Exercise →
Below are records to be copied exactly; their pictures are to be omitted.
--- Source information Enclosed Below ---
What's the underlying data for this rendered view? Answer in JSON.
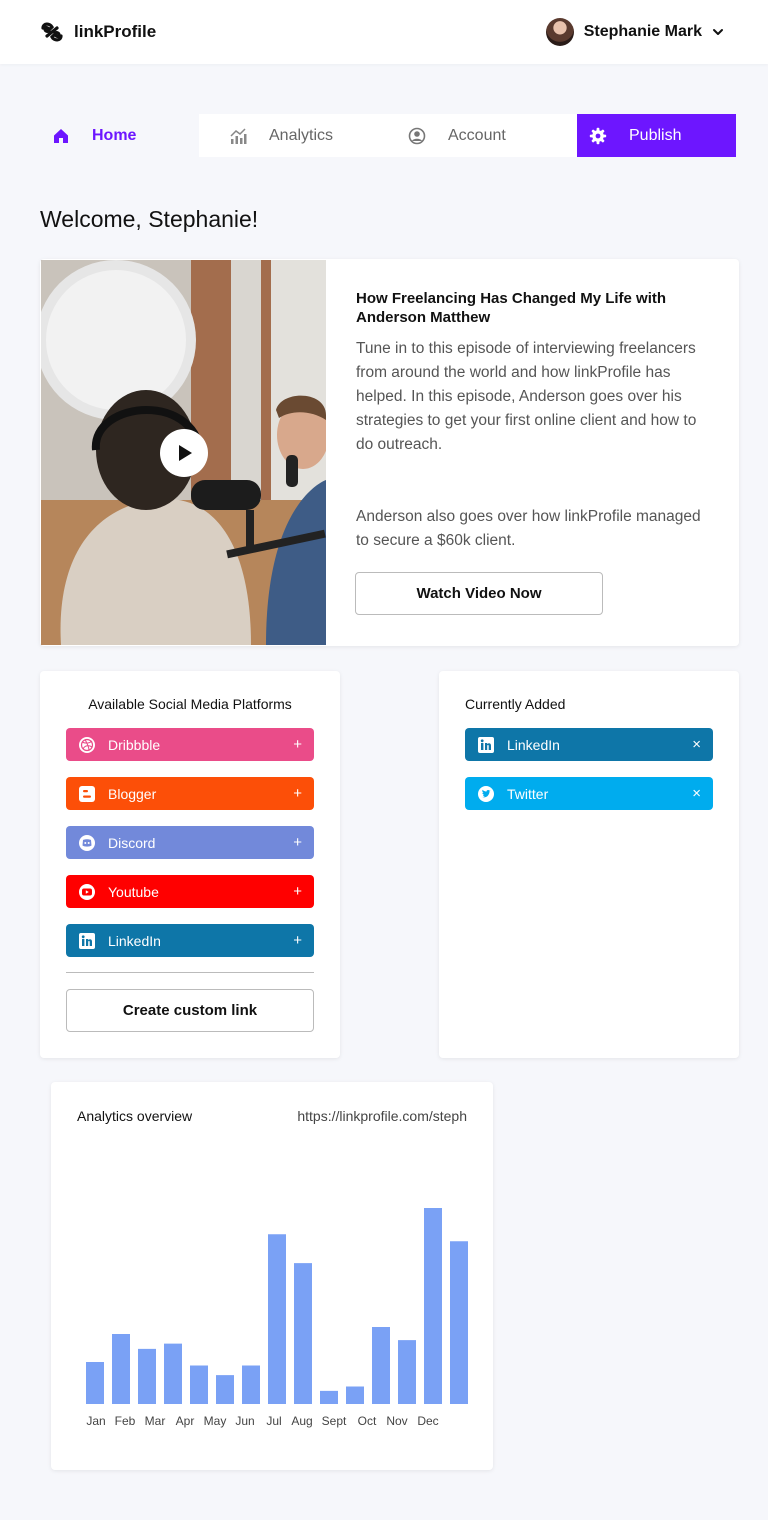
{
  "brand": {
    "name": "linkProfile"
  },
  "user": {
    "name": "Stephanie Mark"
  },
  "tabs": [
    {
      "label": "Home",
      "icon": "home-icon"
    },
    {
      "label": "Analytics",
      "icon": "analytics-icon"
    },
    {
      "label": "Account",
      "icon": "account-icon"
    },
    {
      "label": "Publish",
      "icon": "gear-icon"
    }
  ],
  "welcome": "Welcome, Stephanie!",
  "episode": {
    "title": "How Freelancing Has Changed My Life with Anderson Matthew",
    "description": "Tune in to this episode of interviewing freelancers from around the world and how linkProfile has helped. In this episode, Anderson goes over his strategies to get your first online client and how to do outreach.",
    "description_2": "Anderson also goes over how linkProfile managed to secure a $60k client.",
    "button": "Watch Video Now"
  },
  "available": {
    "title": "Available Social Media Platforms",
    "items": [
      {
        "label": "Dribbble",
        "color": "#ea4c89",
        "icon": "dribbble-icon",
        "action": "+"
      },
      {
        "label": "Blogger",
        "color": "#fc4f08",
        "icon": "blogger-icon",
        "action": "+"
      },
      {
        "label": "Discord",
        "color": "#7289da",
        "icon": "discord-icon",
        "action": "+"
      },
      {
        "label": "Youtube",
        "color": "#ff0000",
        "icon": "youtube-icon",
        "action": "+"
      },
      {
        "label": "LinkedIn",
        "color": "#0e76a8",
        "icon": "linkedin-icon",
        "action": "+"
      }
    ],
    "custom_button": "Create custom link"
  },
  "added": {
    "title": "Currently Added",
    "items": [
      {
        "label": "LinkedIn",
        "color": "#0e76a8",
        "icon": "linkedin-icon",
        "action": "×"
      },
      {
        "label": "Twitter",
        "color": "#00acee",
        "icon": "twitter-icon",
        "action": "×"
      }
    ]
  },
  "analytics": {
    "title": "Analytics overview",
    "url": "https://linkprofile.com/steph"
  },
  "chart_data": {
    "type": "bar",
    "categories": [
      "Jan",
      "Feb",
      "Mar",
      "Apr",
      "May",
      "Jun",
      "Jul",
      "Aug",
      "Sept",
      "Oct",
      "Nov",
      "Dec"
    ],
    "values": [
      48,
      80,
      63,
      69,
      44,
      33,
      44,
      194,
      161,
      15,
      20,
      88,
      73,
      224,
      186
    ],
    "bar_color": "#7aa1f5",
    "ylim": [
      0,
      240
    ],
    "grid": false
  }
}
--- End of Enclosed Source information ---
Solution →
What's the underlying data for this rendered view? Answer in JSON.
{
  "brand": {
    "name": "linkProfile"
  },
  "user": {
    "name": "Stephanie Mark"
  },
  "tabs": [
    {
      "label": "Home",
      "icon": "home-icon"
    },
    {
      "label": "Analytics",
      "icon": "analytics-icon"
    },
    {
      "label": "Account",
      "icon": "account-icon"
    },
    {
      "label": "Publish",
      "icon": "gear-icon"
    }
  ],
  "welcome": "Welcome, Stephanie!",
  "episode": {
    "title": "How Freelancing Has Changed My Life with Anderson Matthew",
    "description": "Tune in to this episode of interviewing freelancers from around the world and how linkProfile has helped. In this episode, Anderson goes over his strategies to get your first online client and how to do outreach.",
    "description_2": "Anderson also goes over how linkProfile managed to secure a $60k client.",
    "button": "Watch Video Now"
  },
  "available": {
    "title": "Available Social Media Platforms",
    "items": [
      {
        "label": "Dribbble",
        "color": "#ea4c89",
        "icon": "dribbble-icon",
        "action": "+"
      },
      {
        "label": "Blogger",
        "color": "#fc4f08",
        "icon": "blogger-icon",
        "action": "+"
      },
      {
        "label": "Discord",
        "color": "#7289da",
        "icon": "discord-icon",
        "action": "+"
      },
      {
        "label": "Youtube",
        "color": "#ff0000",
        "icon": "youtube-icon",
        "action": "+"
      },
      {
        "label": "LinkedIn",
        "color": "#0e76a8",
        "icon": "linkedin-icon",
        "action": "+"
      }
    ],
    "custom_button": "Create custom link"
  },
  "added": {
    "title": "Currently Added",
    "items": [
      {
        "label": "LinkedIn",
        "color": "#0e76a8",
        "icon": "linkedin-icon",
        "action": "×"
      },
      {
        "label": "Twitter",
        "color": "#00acee",
        "icon": "twitter-icon",
        "action": "×"
      }
    ]
  },
  "analytics": {
    "title": "Analytics overview",
    "url": "https://linkprofile.com/steph"
  },
  "chart_data": {
    "type": "bar",
    "categories": [
      "Jan",
      "Feb",
      "Mar",
      "Apr",
      "May",
      "Jun",
      "Jul",
      "Aug",
      "Sept",
      "Oct",
      "Nov",
      "Dec"
    ],
    "values": [
      48,
      80,
      63,
      69,
      44,
      33,
      44,
      194,
      161,
      15,
      20,
      88,
      73,
      224,
      186
    ],
    "bar_color": "#7aa1f5",
    "ylim": [
      0,
      240
    ],
    "grid": false
  }
}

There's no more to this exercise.